# REQUIRED WORK
Return the data below, unchanged.

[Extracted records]
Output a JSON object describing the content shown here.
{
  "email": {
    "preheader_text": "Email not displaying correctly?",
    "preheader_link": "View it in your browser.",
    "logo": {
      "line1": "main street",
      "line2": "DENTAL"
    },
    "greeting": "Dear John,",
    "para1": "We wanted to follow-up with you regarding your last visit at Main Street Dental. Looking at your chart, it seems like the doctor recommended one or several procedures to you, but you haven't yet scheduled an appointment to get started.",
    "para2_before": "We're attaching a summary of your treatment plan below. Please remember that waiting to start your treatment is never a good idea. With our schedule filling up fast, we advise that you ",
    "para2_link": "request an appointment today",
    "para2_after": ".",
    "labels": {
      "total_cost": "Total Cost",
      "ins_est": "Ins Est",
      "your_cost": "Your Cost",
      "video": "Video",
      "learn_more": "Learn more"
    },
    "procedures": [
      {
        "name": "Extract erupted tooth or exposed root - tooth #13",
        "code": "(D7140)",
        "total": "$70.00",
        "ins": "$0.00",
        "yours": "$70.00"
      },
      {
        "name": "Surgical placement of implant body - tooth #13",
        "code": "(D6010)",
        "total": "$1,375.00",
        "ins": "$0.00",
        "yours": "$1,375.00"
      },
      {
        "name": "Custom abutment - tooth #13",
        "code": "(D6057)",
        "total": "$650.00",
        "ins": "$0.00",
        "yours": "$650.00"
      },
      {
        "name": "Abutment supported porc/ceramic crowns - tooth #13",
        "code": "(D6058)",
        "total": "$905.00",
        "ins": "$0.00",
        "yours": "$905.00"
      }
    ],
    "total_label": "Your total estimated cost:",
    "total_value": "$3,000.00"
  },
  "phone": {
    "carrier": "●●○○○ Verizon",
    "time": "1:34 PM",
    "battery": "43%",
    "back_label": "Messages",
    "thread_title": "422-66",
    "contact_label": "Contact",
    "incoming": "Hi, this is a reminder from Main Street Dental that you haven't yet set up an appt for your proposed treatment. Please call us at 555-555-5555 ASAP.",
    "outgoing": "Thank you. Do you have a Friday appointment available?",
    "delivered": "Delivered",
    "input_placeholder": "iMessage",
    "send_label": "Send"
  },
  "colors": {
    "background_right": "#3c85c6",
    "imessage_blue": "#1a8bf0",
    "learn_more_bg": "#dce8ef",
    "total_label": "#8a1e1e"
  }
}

# REPLY
Output a JSON object describing the content shown here.
{
  "email": {
    "preheader_text": "Email not displaying correctly?",
    "preheader_link": "View it in your browser.",
    "logo": {
      "line1": "main street",
      "line2": "DENTAL"
    },
    "greeting": "Dear John,",
    "para1": "We wanted to follow-up with you regarding your last visit at Main Street Dental. Looking at your chart, it seems like the doctor recommended one or several procedures to you, but you haven't yet scheduled an appointment to get started.",
    "para2_before": "We're attaching a summary of your treatment plan below. Please remember that waiting to start your treatment is never a good idea. With our schedule filling up fast, we advise that you ",
    "para2_link": "request an appointment today",
    "para2_after": ".",
    "labels": {
      "total_cost": "Total Cost",
      "ins_est": "Ins Est",
      "your_cost": "Your Cost",
      "video": "Video",
      "learn_more": "Learn more"
    },
    "procedures": [
      {
        "name": "Extract erupted tooth or exposed root - tooth #13",
        "code": "(D7140)",
        "total": "$70.00",
        "ins": "$0.00",
        "yours": "$70.00"
      },
      {
        "name": "Surgical placement of implant body - tooth #13",
        "code": "(D6010)",
        "total": "$1,375.00",
        "ins": "$0.00",
        "yours": "$1,375.00"
      },
      {
        "name": "Custom abutment - tooth #13",
        "code": "(D6057)",
        "total": "$650.00",
        "ins": "$0.00",
        "yours": "$650.00"
      },
      {
        "name": "Abutment supported porc/ceramic crowns - tooth #13",
        "code": "(D6058)",
        "total": "$905.00",
        "ins": "$0.00",
        "yours": "$905.00"
      }
    ],
    "total_label": "Your total estimated cost:",
    "total_value": "$3,000.00"
  },
  "phone": {
    "carrier": "●●○○○ Verizon",
    "time": "1:34 PM",
    "battery": "43%",
    "back_label": "Messages",
    "thread_title": "422-66",
    "contact_label": "Contact",
    "incoming": "Hi, this is a reminder from Main Street Dental that you haven't yet set up an appt for your proposed treatment. Please call us at 555-555-5555 ASAP.",
    "outgoing": "Thank you. Do you have a Friday appointment available?",
    "delivered": "Delivered",
    "input_placeholder": "iMessage",
    "send_label": "Send"
  },
  "colors": {
    "background_right": "#3c85c6",
    "imessage_blue": "#1a8bf0",
    "learn_more_bg": "#dce8ef",
    "total_label": "#8a1e1e"
  }
}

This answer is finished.